And while the book's supposedly been called "unfilmable," I can't source that adjective back any further than a 2011 Hollywood Reporter story announcing the beginning of principal photography on the movie version, co-directed by Run Lola Run's Tom Tykwer with Andy and Lana Wachowski (auteurs of the Matrix movies, and knowers of a thing or two about sending straight-up genre material into battle swagged out in the shades and trench coats of postmodernity). Now that movie — reportedly three hours long and made for $140 million — has a trailer, and the trailer has the one thing the book couldn't give us: Tom Hanks! Multiple Tom Hankses, including a goateed gangster Hanks who resembles Ice-T cosplaying Will Ferrell from Night at the Roxbury! (Goatees = the darkest time line, always.)

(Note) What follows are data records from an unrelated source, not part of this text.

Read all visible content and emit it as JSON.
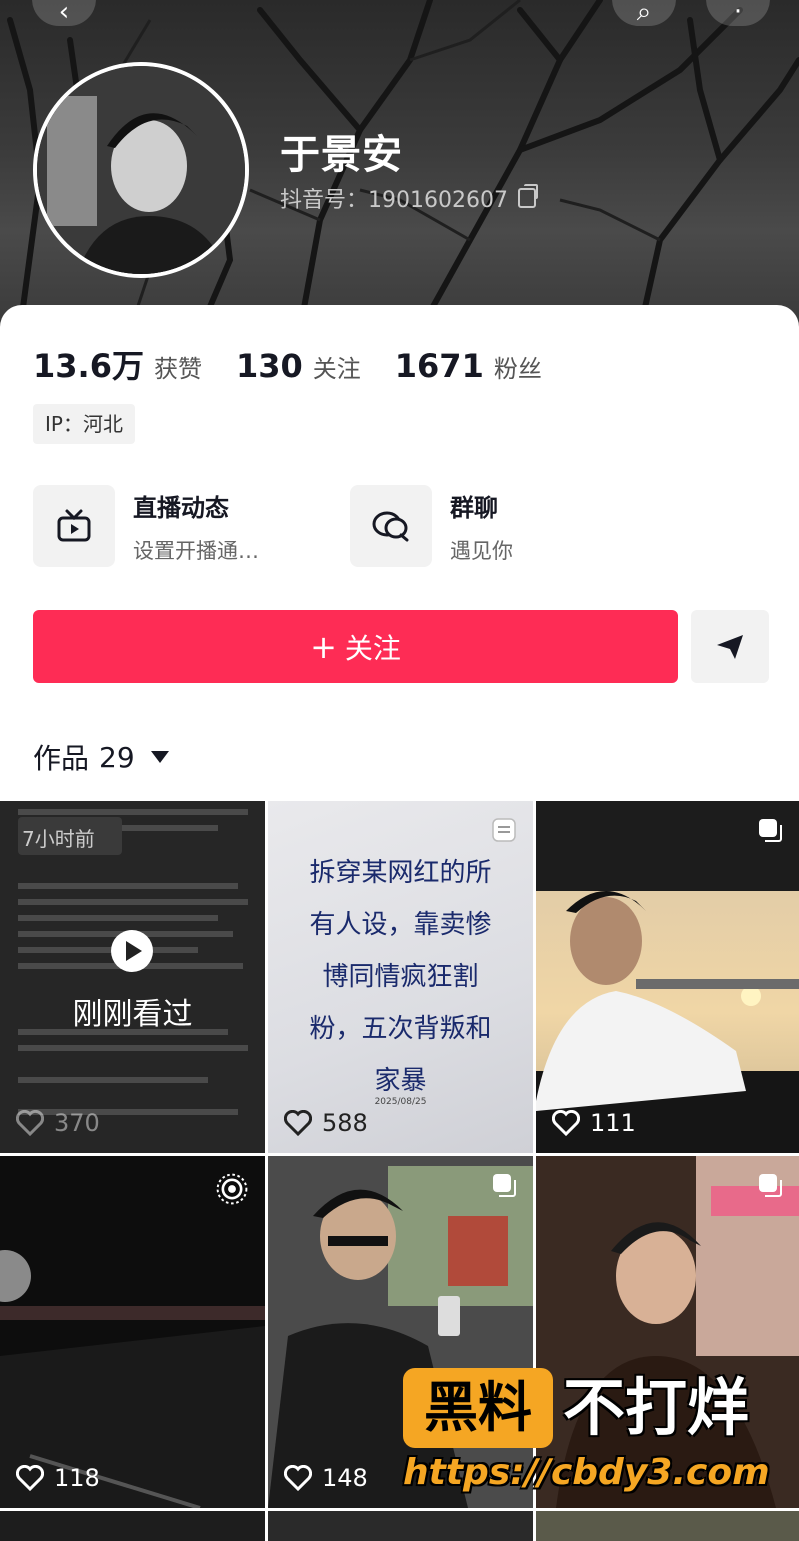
{
  "profile": {
    "name": "于景安",
    "douyin_id": "抖音号：1901602607"
  },
  "stats": [
    {
      "value": "13.6万",
      "label": "获赞"
    },
    {
      "value": "130",
      "label": "关注"
    },
    {
      "value": "1671",
      "label": "粉丝"
    }
  ],
  "ip_tag": "IP：河北",
  "features": [
    {
      "title": "直播动态",
      "subtitle": "设置开播通…",
      "icon": "tv-icon"
    },
    {
      "title": "群聊",
      "subtitle": "遇见你",
      "icon": "chat-bubbles-icon"
    }
  ],
  "follow_button": {
    "plus": "+",
    "label": "关注"
  },
  "works": {
    "label": "作品",
    "count": "29"
  },
  "tiles": [
    {
      "likes": "370",
      "overlay": "刚刚看过",
      "time_tag": "7小时前"
    },
    {
      "likes": "588",
      "title_lines": [
        "拆穿某网红的所",
        "有人设，靠卖惨",
        "博同情疯狂割",
        "粉，五次背叛和",
        "家暴"
      ],
      "date": "2025/08/25"
    },
    {
      "likes": "111"
    },
    {
      "likes": "118"
    },
    {
      "likes": "148"
    },
    {
      "likes": ""
    }
  ],
  "watermark": {
    "box": "黑料",
    "text": "不打烊",
    "url": "https://cbdy3.com"
  },
  "colors": {
    "accent": "#fe2c55",
    "watermark": "#f5a623"
  }
}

Hanks-T shows up around the :49 mark of this five-minute mega-teaser, which also crams in glimpses of futuristic hover-bike chases, old people engaging in gleefully reckless driving, romantic cliches, colonial barbarism, regular barbarian barbarism, sweeping beauty shots of mountains and sunsets and steam trains, an aged composer dictating music heard in a dream to his amanuensis, Halle Berry reading old love letters in a caftan, exploding airplanes, Hugo Weaving with giant evil sideburns, lots of super-on-the-nose voice-over about fate and the universe and eternal recurrence, and a thunderously emotive M83 song pummeling you right in the tear-ducts. But wait, you're thinking, all this stuff can't be connected, can it? and then, boom, there's a giant title card that says EVERYTHING IS CONNECTED.

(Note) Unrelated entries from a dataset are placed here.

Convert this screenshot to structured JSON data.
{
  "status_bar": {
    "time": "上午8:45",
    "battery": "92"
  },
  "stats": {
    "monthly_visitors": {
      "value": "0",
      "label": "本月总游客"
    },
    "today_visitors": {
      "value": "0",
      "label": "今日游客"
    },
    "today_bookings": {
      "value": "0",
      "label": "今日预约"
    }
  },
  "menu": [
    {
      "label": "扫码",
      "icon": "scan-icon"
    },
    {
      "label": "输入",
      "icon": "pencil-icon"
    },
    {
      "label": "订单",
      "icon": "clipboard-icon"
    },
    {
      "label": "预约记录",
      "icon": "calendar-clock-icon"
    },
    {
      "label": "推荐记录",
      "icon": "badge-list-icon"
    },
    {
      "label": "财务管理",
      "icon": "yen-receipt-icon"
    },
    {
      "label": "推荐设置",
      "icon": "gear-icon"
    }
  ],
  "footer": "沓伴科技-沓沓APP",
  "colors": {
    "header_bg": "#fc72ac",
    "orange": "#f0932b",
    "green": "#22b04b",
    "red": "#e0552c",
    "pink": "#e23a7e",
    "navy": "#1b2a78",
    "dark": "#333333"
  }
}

Honestly, if you haven't read the book, it probably looks less like a trailer for one movie and more like an Oscar-telecast Best Picture–nominees montage, albeit from a parallel-universe Oscar year where Babel took on Tree of Life and The Hours and lost to The Fountain. The involvement of the Wachowskis pretty much guarantees that, visually speaking, Cloud Atlas will make Life of Pi look like a flip-cam video of a cat falling off a bookshelf, but it's hard to tell if it'll hang together as anything but a bazillion-dollar jewel-box full of movie stars. EVERYTHING IS CONNECTED is a tag line so great Syriana already got to it — but it isn't a plot, and it doesn't begin to hint at the many things Mitchell's book was about. Although I guess the best line in the novel — "Sometimes the fluffy bunny of incredulity zooms round the bend so rapidly that the greyhound of language is left, agog, in the starting cage" — was too long to fit on a poster.